>>>>

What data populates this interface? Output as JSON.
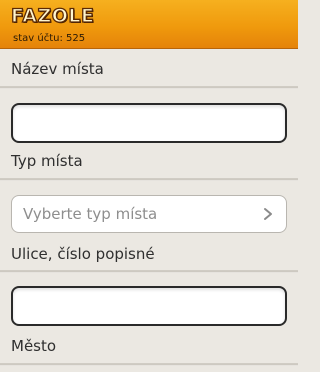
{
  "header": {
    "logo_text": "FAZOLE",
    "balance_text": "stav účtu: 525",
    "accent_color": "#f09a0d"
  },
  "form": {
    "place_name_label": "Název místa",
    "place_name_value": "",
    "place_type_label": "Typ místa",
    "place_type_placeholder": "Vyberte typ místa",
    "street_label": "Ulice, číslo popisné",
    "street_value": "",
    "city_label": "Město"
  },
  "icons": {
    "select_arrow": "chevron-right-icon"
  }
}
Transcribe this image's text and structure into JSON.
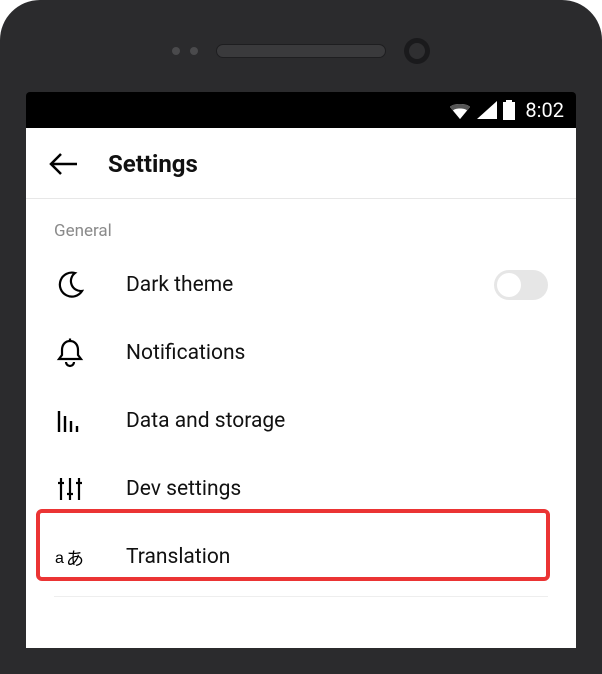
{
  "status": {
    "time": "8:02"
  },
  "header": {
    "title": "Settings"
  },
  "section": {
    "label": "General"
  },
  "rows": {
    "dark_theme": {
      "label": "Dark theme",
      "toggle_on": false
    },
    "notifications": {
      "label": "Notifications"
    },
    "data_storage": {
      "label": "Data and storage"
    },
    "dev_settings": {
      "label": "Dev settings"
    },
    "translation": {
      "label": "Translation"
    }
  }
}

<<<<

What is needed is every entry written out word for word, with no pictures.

■ **Problem solution**:
What data populates this interface? Output as JSON.
{
  "header": {
    "logo_text": "FAZOLE",
    "balance_text": "stav účtu: 525",
    "accent_color": "#f09a0d"
  },
  "form": {
    "place_name_label": "Název místa",
    "place_name_value": "",
    "place_type_label": "Typ místa",
    "place_type_placeholder": "Vyberte typ místa",
    "street_label": "Ulice, číslo popisné",
    "street_value": "",
    "city_label": "Město"
  },
  "icons": {
    "select_arrow": "chevron-right-icon"
  }
}
Transcribe this image's text and structure into JSON.
{
  "status": {
    "time": "8:02"
  },
  "header": {
    "title": "Settings"
  },
  "section": {
    "label": "General"
  },
  "rows": {
    "dark_theme": {
      "label": "Dark theme",
      "toggle_on": false
    },
    "notifications": {
      "label": "Notifications"
    },
    "data_storage": {
      "label": "Data and storage"
    },
    "dev_settings": {
      "label": "Dev settings"
    },
    "translation": {
      "label": "Translation"
    }
  }
}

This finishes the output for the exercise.